The question should be: "What do you want and what’s the plan to get it?" And we need a group of officials like Gregor’s Scotland coaches that are prepared to get on the front foot and put forward coherent positive arguments for change and plans as to how that will happen.

“Oh but, there are too few of us" ... “Oh but, we have no cash" ... “Oh but, we are too busy trying to sort a crap IT system ... “Oh but, the UK Government won’t let us ... “Oh but, the EU won't like it" seems to be the prevalent and it has to stop, and it has to change.

Fergus Ewing, I am sure, has the right instincts but with a civil service machine which appears to have lost its confidence and vision of the future and a First Minister that is a one trick pony, he’s got a hell of a task. But so did Gregor Townsend.

Two weeks ago not a single pundit, journalist or expert (mostly former players!!) gave Scotland a sniff of winning the Calcutta Cup, but won it they did. Not because the English were poor, but because Scotland earned it and made the English look poor.

Clarity of planning, execution and a single minded focus on the outcomes they wanted were the reasons Scotland succeeded.

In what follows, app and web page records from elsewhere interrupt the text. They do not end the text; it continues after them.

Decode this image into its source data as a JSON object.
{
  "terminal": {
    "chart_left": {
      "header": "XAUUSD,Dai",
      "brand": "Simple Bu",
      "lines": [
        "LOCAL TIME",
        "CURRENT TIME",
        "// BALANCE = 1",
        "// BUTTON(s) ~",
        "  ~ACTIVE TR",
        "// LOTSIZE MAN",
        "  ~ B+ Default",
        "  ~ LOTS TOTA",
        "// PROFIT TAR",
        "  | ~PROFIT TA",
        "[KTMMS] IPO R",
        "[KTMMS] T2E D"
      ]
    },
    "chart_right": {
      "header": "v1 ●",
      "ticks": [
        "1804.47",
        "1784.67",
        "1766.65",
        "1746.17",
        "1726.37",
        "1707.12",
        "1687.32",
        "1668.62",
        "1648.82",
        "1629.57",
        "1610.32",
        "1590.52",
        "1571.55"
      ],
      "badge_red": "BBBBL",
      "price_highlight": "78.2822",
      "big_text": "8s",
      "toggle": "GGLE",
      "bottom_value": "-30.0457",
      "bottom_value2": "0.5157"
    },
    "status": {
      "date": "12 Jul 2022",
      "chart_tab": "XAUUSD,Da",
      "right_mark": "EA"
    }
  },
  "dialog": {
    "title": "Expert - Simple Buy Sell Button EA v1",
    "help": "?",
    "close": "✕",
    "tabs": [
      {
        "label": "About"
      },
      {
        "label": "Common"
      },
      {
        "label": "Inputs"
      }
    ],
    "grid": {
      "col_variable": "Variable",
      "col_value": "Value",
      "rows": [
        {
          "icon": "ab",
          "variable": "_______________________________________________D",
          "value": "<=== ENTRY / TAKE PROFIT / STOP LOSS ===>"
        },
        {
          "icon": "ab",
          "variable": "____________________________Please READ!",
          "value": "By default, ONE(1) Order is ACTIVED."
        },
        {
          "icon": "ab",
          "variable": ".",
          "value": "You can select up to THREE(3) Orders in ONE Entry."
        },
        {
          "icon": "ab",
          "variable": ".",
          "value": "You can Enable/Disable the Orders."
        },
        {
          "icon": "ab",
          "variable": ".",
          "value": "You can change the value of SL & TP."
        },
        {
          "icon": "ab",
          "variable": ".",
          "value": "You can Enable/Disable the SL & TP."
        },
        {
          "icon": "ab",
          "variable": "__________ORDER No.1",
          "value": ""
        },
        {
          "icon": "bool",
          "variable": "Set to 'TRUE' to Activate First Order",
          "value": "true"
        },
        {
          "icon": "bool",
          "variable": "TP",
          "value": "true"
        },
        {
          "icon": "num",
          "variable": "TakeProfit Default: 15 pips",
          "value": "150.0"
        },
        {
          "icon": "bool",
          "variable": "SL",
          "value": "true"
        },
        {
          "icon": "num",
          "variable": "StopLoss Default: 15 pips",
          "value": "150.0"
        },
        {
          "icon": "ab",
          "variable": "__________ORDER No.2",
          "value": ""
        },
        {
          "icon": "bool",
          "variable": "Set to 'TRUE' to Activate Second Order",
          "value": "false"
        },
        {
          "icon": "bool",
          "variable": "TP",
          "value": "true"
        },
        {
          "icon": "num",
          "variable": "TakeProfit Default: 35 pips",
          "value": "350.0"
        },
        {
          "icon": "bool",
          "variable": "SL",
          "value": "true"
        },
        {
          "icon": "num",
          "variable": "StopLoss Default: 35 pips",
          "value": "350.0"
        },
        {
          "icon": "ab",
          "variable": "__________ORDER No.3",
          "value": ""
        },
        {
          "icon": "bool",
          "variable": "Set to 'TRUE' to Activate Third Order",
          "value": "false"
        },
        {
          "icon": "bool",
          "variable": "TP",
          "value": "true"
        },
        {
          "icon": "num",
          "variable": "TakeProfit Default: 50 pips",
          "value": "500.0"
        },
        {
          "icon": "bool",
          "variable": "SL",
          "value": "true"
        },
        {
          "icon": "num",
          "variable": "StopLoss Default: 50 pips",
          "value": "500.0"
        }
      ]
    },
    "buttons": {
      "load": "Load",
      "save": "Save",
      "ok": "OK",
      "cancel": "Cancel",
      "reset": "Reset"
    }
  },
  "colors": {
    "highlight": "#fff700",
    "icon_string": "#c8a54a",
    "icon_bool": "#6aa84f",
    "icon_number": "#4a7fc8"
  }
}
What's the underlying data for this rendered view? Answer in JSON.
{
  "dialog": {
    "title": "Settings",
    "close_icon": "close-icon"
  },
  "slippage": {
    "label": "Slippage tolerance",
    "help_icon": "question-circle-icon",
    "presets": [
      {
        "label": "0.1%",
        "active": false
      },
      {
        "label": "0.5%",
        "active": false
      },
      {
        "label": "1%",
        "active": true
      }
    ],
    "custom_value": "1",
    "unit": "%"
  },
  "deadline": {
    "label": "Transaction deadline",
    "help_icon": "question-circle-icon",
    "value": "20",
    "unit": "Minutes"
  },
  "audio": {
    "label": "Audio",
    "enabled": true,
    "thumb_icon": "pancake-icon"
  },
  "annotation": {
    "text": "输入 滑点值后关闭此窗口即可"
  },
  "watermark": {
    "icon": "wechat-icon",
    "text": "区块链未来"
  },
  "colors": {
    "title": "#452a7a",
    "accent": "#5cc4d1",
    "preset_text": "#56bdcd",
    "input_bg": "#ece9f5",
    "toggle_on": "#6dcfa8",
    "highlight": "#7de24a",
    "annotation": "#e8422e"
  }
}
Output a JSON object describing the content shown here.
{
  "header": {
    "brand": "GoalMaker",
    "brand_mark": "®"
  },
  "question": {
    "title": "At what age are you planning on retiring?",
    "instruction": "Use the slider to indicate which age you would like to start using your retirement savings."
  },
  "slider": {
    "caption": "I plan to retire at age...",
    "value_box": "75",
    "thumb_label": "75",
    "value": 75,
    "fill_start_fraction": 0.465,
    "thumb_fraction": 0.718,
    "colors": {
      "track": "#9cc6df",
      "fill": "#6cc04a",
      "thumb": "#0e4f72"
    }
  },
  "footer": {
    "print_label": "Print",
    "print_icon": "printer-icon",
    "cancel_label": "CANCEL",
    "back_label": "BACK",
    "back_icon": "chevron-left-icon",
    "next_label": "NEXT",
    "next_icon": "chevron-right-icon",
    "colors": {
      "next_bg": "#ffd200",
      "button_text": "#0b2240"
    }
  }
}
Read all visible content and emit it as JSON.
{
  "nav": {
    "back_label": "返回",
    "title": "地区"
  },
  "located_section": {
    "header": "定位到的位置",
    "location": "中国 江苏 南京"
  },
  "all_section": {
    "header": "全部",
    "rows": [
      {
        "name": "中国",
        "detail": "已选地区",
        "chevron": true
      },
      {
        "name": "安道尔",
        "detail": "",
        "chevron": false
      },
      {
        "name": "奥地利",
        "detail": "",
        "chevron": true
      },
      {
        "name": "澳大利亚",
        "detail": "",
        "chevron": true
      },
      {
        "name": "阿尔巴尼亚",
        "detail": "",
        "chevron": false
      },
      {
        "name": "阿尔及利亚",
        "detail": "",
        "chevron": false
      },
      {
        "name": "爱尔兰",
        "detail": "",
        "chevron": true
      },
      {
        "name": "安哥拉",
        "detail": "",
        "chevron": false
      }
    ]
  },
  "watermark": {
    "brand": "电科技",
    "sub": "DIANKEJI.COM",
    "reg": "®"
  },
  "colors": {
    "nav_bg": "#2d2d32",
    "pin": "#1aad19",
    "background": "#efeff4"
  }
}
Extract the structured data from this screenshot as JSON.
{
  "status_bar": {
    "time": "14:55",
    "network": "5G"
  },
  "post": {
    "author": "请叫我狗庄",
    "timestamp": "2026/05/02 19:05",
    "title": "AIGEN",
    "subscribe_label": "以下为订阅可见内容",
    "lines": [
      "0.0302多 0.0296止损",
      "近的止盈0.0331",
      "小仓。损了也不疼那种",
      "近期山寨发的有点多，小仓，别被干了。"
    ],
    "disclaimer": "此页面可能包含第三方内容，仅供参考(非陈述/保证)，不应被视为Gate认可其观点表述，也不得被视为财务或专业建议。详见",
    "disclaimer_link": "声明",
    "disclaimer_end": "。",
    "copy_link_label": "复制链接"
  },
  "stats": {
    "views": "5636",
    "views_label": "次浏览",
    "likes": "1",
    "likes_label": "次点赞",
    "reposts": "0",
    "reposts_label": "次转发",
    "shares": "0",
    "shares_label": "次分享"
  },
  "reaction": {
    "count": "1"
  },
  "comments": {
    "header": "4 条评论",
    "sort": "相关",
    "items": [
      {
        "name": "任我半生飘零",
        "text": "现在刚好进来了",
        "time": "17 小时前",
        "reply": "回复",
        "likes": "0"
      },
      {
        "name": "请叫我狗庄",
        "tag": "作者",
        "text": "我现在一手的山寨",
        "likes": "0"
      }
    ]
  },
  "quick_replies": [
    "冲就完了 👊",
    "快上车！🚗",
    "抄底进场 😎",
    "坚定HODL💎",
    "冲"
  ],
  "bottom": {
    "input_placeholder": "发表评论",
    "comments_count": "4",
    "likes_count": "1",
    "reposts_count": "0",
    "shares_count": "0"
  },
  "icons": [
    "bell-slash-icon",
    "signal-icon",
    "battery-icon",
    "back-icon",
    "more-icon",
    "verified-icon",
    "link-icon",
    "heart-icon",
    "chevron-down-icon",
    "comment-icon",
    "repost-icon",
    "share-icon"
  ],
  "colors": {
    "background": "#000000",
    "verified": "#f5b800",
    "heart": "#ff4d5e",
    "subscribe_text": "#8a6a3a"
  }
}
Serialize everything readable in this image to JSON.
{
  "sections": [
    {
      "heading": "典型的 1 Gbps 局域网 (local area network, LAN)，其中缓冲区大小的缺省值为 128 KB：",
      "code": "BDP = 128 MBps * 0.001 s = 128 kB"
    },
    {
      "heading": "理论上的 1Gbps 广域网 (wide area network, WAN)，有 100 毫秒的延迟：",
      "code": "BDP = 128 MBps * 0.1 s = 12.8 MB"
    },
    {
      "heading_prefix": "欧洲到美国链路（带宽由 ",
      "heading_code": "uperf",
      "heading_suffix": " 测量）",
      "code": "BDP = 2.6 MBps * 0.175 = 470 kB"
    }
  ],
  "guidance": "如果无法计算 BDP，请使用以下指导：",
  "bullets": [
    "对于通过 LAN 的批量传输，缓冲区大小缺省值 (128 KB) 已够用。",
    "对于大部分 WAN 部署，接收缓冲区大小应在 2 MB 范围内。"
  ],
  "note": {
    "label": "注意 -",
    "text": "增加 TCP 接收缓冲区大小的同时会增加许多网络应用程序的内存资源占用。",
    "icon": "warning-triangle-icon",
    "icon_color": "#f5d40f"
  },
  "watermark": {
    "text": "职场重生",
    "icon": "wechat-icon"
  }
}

That is exactly what Scotland’s farming industry needs from our political leaders – no actually it’s what Scotland’s farmers, food producers and processors deserve, just like the Murrayfield faithful did. We have watched and listened to excuses and mediocrity for far too long. It’s now time to get into the Brexit game with a clear idea of what we want as a country from these negotiations and start fighting for them.

Let’s make this Brexit process a time to remember like 1984, 1990 or 2018 on the rugby field. No-one remembers or forgives losers and Nicola should start thinking about that right now before agriculture becomes yet another sacrificial pawn on the Brexit political chess board.

She shouldn't want to become yet another Scottish leader who tried and failed like many Scottish rugby coaches holding a wooden spoon wondering where it all went wrong.